How the Coupling of the Synoptic-Scale Environment and a Mesoscale Baroclinic Boundary Led to the 22 January 2017 Tornado Outbreak in South Georgia
Jeffrey Fournier, NOAA/National Weather Service WFO Tallahassee, Tallahassee, FL
Parks Camp, NOAA-National Weather Service
,
,
,

Abstract
The 22 January 2017 tornado outbreak was the deadliest in south Georgia in nearly 17 years. From the pre-dawn hours through mid afternoon, two EF-2 and two EF-3 tornadoes struck south Georgia, killing 16 people. The synoptic environment featured many of the ingredients often associated with tornado outbreaks, including unusually strong vertical wind shear in both the

0-1 km and 0-6 km layers, large height and pressure falls ahead of a potent shortwave trough, a warm, moisture-rich boundary layer, and a moderately-unstable airmass. Additionally, a mesoscale baroclinic boundary played an important role in this outbreak by concentrating the most favorable conditions for strong mesocyclones over a relatively small region in south Georgia.

During the afternoon and early evening hours of 21 January, persistent, concentrated convection formed a surface-based cold pool across much of south Georgia. The outflow boundary along the southern flank of this cold pool oscillated back and forth over a 20 NM-wide zone from the night of 21 January through the afternoon of 22 January, as southwest winds of 50 knots at

850 mb battled reinforcing cold pools from new periods of convection. With a synoptic environment already conducive for rotating updrafts, the supercells which produced the strongest and longest-lasting tornadoes benefited from the enhanced vertical and horizontal vorticity within the persistent and well-defined baroclinic zone.†††

There have been several past examples of tornadoes developing in such baroclinic zones, but the importance of routine surface analyses during unfolding severe weather events is often minimized during warning situations. Instead forecastersí attention is typically drawn toward radar data.
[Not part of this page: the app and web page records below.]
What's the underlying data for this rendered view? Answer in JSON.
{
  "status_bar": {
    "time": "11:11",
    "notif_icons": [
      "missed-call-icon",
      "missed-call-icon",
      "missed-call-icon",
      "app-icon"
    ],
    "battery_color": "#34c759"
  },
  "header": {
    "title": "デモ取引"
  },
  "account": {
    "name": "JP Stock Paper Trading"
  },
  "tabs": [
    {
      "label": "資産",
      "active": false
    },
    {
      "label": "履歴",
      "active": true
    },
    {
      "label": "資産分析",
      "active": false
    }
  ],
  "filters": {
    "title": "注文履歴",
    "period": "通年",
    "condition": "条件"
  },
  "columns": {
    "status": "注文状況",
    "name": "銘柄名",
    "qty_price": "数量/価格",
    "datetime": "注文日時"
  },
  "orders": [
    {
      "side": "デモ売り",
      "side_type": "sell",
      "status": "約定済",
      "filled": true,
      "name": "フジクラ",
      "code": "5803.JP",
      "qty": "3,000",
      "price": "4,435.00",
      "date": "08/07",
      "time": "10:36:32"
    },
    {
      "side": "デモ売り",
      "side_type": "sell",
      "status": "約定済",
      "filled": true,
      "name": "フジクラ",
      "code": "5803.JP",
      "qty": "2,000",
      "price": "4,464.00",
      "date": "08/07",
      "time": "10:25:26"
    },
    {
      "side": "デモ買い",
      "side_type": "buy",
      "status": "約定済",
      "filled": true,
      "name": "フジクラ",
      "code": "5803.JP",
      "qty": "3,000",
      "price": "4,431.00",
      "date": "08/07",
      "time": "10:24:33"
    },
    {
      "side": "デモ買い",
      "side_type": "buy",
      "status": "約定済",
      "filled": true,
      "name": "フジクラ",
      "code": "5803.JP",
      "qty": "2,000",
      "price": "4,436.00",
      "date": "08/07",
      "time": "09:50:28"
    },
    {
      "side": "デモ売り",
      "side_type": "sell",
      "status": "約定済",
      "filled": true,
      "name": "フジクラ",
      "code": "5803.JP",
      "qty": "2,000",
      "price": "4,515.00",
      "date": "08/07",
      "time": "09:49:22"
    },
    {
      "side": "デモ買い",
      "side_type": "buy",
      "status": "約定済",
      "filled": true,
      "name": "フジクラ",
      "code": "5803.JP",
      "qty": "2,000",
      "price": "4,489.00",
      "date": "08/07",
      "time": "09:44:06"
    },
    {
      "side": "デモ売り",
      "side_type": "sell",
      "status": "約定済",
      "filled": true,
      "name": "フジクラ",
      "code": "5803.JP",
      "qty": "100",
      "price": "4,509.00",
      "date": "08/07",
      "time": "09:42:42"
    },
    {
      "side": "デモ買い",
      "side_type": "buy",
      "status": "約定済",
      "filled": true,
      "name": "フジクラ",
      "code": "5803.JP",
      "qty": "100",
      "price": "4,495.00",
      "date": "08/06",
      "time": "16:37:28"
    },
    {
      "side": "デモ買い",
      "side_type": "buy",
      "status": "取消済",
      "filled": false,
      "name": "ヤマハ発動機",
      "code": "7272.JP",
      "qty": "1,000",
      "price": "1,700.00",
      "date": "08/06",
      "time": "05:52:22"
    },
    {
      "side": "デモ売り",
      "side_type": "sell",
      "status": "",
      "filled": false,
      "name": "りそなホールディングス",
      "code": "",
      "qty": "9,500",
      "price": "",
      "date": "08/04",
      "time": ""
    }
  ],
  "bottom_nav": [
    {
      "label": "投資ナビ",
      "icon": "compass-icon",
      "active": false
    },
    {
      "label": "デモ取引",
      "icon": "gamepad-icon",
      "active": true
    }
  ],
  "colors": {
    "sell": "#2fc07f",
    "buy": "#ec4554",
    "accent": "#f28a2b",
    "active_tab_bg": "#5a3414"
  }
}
Although the NWS provided significant lead time in its warnings for these tornadoes, itís possible that forecasters may have communicated an enhanced risk of tornado development for a relatively small geographical region and temporal window if they had more detailed knowledge of evolving surface features.